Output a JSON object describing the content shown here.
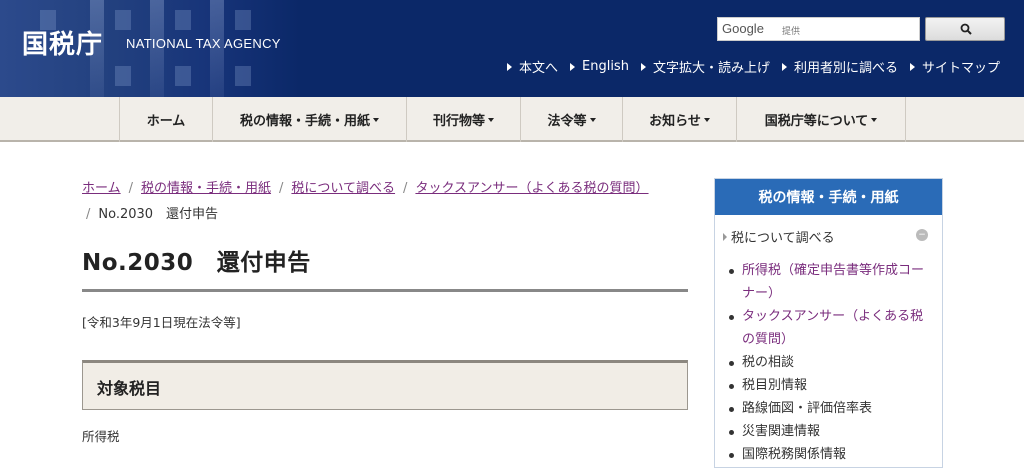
{
  "header": {
    "logo_jp": "国税庁",
    "logo_en": "NATIONAL TAX AGENCY",
    "search": {
      "brand": "Google",
      "sub": "提供",
      "button_icon": "search-icon"
    },
    "util_links": [
      "本文へ",
      "English",
      "文字拡大・読み上げ",
      "利用者別に調べる",
      "サイトマップ"
    ]
  },
  "gnav": [
    {
      "label": "ホーム",
      "dropdown": false
    },
    {
      "label": "税の情報・手続・用紙",
      "dropdown": true
    },
    {
      "label": "刊行物等",
      "dropdown": true
    },
    {
      "label": "法令等",
      "dropdown": true
    },
    {
      "label": "お知らせ",
      "dropdown": true
    },
    {
      "label": "国税庁等について",
      "dropdown": true
    }
  ],
  "breadcrumb": [
    "ホーム",
    "税の情報・手続・用紙",
    "税について調べる",
    "タックスアンサー（よくある税の質問）"
  ],
  "breadcrumb_current": "No.2030　還付申告",
  "page": {
    "title": "No.2030　還付申告",
    "as_of": "[令和3年9月1日現在法令等]",
    "section_title": "対象税目",
    "section_body": "所得税"
  },
  "side": {
    "heading": "税の情報・手続・用紙",
    "category": "税について調べる",
    "items": [
      {
        "label": "所得税（確定申告書等作成コーナー）",
        "link": true
      },
      {
        "label": "タックスアンサー（よくある税の質問）",
        "link": true
      },
      {
        "label": "税の相談",
        "link": false
      },
      {
        "label": "税目別情報",
        "link": false
      },
      {
        "label": "路線価図・評価倍率表",
        "link": false
      },
      {
        "label": "災害関連情報",
        "link": false
      },
      {
        "label": "国際税務関係情報",
        "link": false
      }
    ]
  },
  "colors": {
    "header_bg": "#0b2868",
    "nav_bg": "#f1eee9",
    "link_visited": "#7a2d7d",
    "side_head": "#2a6bb7"
  }
}
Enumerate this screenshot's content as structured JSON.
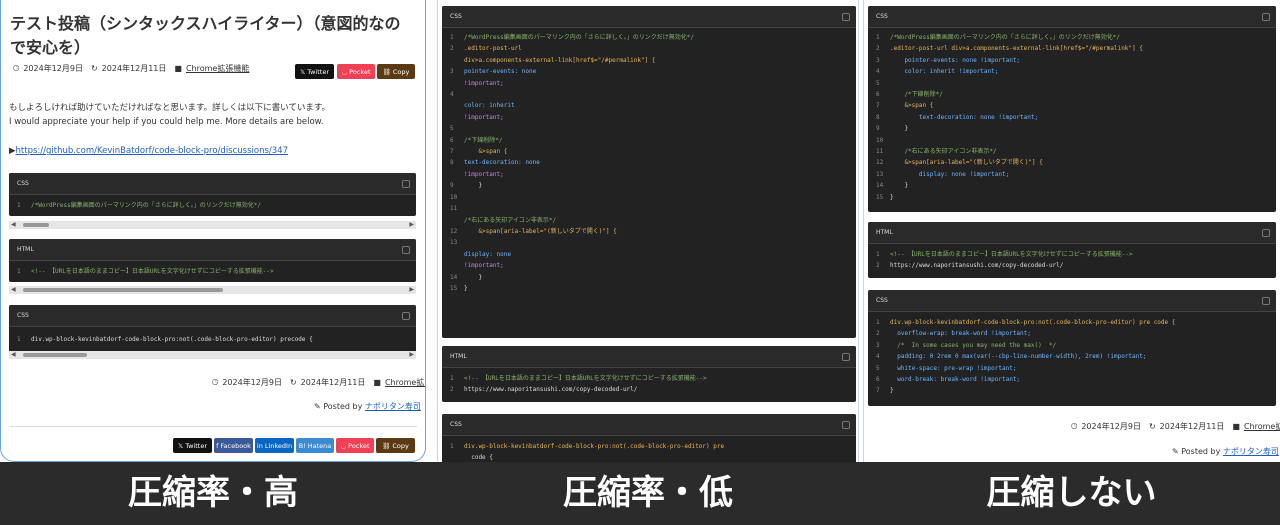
{
  "captions": [
    "圧縮率・高",
    "圧縮率・低",
    "圧縮しない"
  ],
  "panel1": {
    "title": "テスト投稿（シンタックスハイライター）（意図的なので安心を）",
    "published": "2024年12月9日",
    "updated": "2024年12月11日",
    "category": "Chrome拡張機能",
    "share_top": [
      "Twitter",
      "Pocket",
      "Copy"
    ],
    "body_ja": "もしよろしければ助けていただければなと思います。詳しくは以下に書いています。",
    "body_en": "I would appreciate your help if you could help me. More details are below.",
    "link_prefix": "▶",
    "link": "https://github.com/KevinBatdorf/code-block-pro/discussions/347",
    "code_blocks": [
      {
        "lang": "CSS",
        "lines": [
          {
            "n": "1",
            "t": "/*WordPress編集画面のパーマリンク内の「さらに詳しく。」のリンクだけ無効化*/"
          }
        ]
      },
      {
        "lang": "HTML",
        "lines": [
          {
            "n": "1",
            "t": "<!-- 【URLを日本語のままコピー】日本語URLを文字化けせずにコピーする拡張機能-->"
          }
        ]
      },
      {
        "lang": "CSS",
        "lines": [
          {
            "n": "1",
            "t": "div.wp-block-kevinbatdorf-code-block-pro:not(.code-block-pro-editor) precode {"
          }
        ]
      }
    ],
    "footer_published": "2024年12月9日",
    "footer_updated": "2024年12月11日",
    "footer_category": "Chrome拡張機能",
    "posted_by_label": "Posted by",
    "author": "ナポリタン寿司",
    "share_bottom": [
      "Twitter",
      "Facebook",
      "LinkedIn",
      "Hatena",
      "Pocket",
      "Copy"
    ]
  },
  "panel2": {
    "code_blocks": [
      {
        "lang": "CSS",
        "lines": [
          {
            "n": "1",
            "t": "/*WordPress編集画面のパーマリンク内の「さらに詳しく。」のリンクだけ無効化*/"
          },
          {
            "n": "2",
            "t": ".editor-post-url"
          },
          {
            "n": "",
            "t": "div>a.components-external-link[href$=\"/#permalink\"] {"
          },
          {
            "n": "",
            "t": ""
          },
          {
            "n": "3",
            "t": "pointer-events: none"
          },
          {
            "n": "",
            "t": "!important;"
          },
          {
            "n": "4",
            "t": ""
          },
          {
            "n": "",
            "t": "color: inherit"
          },
          {
            "n": "",
            "t": "!important;"
          },
          {
            "n": "5",
            "t": ""
          },
          {
            "n": "6",
            "t": "/*下線削除*/"
          },
          {
            "n": "7",
            "t": "    &>span {"
          },
          {
            "n": "8",
            "t": "text-decoration: none"
          },
          {
            "n": "",
            "t": "!important;"
          },
          {
            "n": "9",
            "t": "    }"
          },
          {
            "n": "10",
            "t": ""
          },
          {
            "n": "11",
            "t": ""
          },
          {
            "n": "",
            "t": "/*右にある矢印アイコン非表示*/"
          },
          {
            "n": "12",
            "t": "    &>span[aria-label=\"(新しいタブで開く)\"] {"
          },
          {
            "n": "13",
            "t": ""
          },
          {
            "n": "",
            "t": "display: none"
          },
          {
            "n": "",
            "t": "!important;"
          },
          {
            "n": "14",
            "t": "    }"
          },
          {
            "n": "15",
            "t": "}"
          }
        ]
      },
      {
        "lang": "HTML",
        "lines": [
          {
            "n": "1",
            "t": "<!-- 【URLを日本語のままコピー】日本語URLを文字化けせずにコピーする拡張機能-->"
          },
          {
            "n": "2",
            "t": "https://www.naporitansushi.com/copy-decoded-url/"
          }
        ]
      },
      {
        "lang": "CSS",
        "lines": [
          {
            "n": "1",
            "t": "div.wp-block-kevinbatdorf-code-block-pro:not(.code-block-pro-editor) pre"
          },
          {
            "n": "",
            "t": "  code {"
          }
        ]
      }
    ]
  },
  "panel3": {
    "code_blocks": [
      {
        "lang": "CSS",
        "lines": [
          {
            "n": "1",
            "t": "/*WordPress編集画面のパーマリンク内の「さらに詳しく。」のリンクだけ無効化*/"
          },
          {
            "n": "2",
            "t": ".editor-post-url div>a.components-external-link[href$=\"/#permalink\"] {"
          },
          {
            "n": "3",
            "t": "    pointer-events: none !important;"
          },
          {
            "n": "4",
            "t": "    color: inherit !important;"
          },
          {
            "n": "5",
            "t": ""
          },
          {
            "n": "6",
            "t": "    /*下線削除*/"
          },
          {
            "n": "7",
            "t": "    &>span {"
          },
          {
            "n": "8",
            "t": "        text-decoration: none !important;"
          },
          {
            "n": "9",
            "t": "    }"
          },
          {
            "n": "10",
            "t": ""
          },
          {
            "n": "11",
            "t": "    /*右にある矢印アイコン非表示*/"
          },
          {
            "n": "12",
            "t": "    &>span[aria-label=\"(新しいタブで開く)\"] {"
          },
          {
            "n": "13",
            "t": "        display: none !important;"
          },
          {
            "n": "14",
            "t": "    }"
          },
          {
            "n": "15",
            "t": "}"
          }
        ]
      },
      {
        "lang": "HTML",
        "lines": [
          {
            "n": "1",
            "t": "<!-- 【URLを日本語のままコピー】日本語URLを文字化けせずにコピーする拡張機能-->"
          },
          {
            "n": "2",
            "t": "https://www.naporitansushi.com/copy-decoded-url/"
          }
        ]
      },
      {
        "lang": "CSS",
        "lines": [
          {
            "n": "1",
            "t": "div.wp-block-kevinbatdorf-code-block-pro:not(.code-block-pro-editor) pre code {"
          },
          {
            "n": "2",
            "t": "  overflow-wrap: break-word !important;"
          },
          {
            "n": "3",
            "t": "  /*  In some cases you may need the max()  */"
          },
          {
            "n": "4",
            "t": "  padding: 0 2rem 0 max(var(--cbp-line-number-width), 2rem) !important;"
          },
          {
            "n": "5",
            "t": "  white-space: pre-wrap !important;"
          },
          {
            "n": "6",
            "t": "  word-break: break-word !important;"
          },
          {
            "n": "7",
            "t": "}"
          }
        ]
      }
    ],
    "footer_published": "2024年12月9日",
    "footer_updated": "2024年12月11日",
    "footer_category": "Chrome拡張機能",
    "posted_by_label": "Posted by",
    "author": "ナポリタン寿司"
  },
  "colors": {
    "twitter": "#111111",
    "facebook": "#3b5998",
    "linkedin": "#0a66c2",
    "hatena": "#3c8ad1",
    "pocket": "#ef4056",
    "copy": "#5a3a12",
    "code_bg": "#222222",
    "caption_bar": "#2b2b2b"
  }
}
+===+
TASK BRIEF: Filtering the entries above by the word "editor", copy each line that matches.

SOLUTION:
            "t": "div.wp-block-kevinbatdorf-code-block-pro:not(.code-block-pro-editor) precode {"
            "t": ".editor-post-url"
            "t": "div.wp-block-kevinbatdorf-code-block-pro:not(.code-block-pro-editor) pre"
            "t": ".editor-post-url div>a.components-external-link[href$=\"/#permalink\"] {"
            "t": "div.wp-block-kevinbatdorf-code-block-pro:not(.code-block-pro-editor) pre code {"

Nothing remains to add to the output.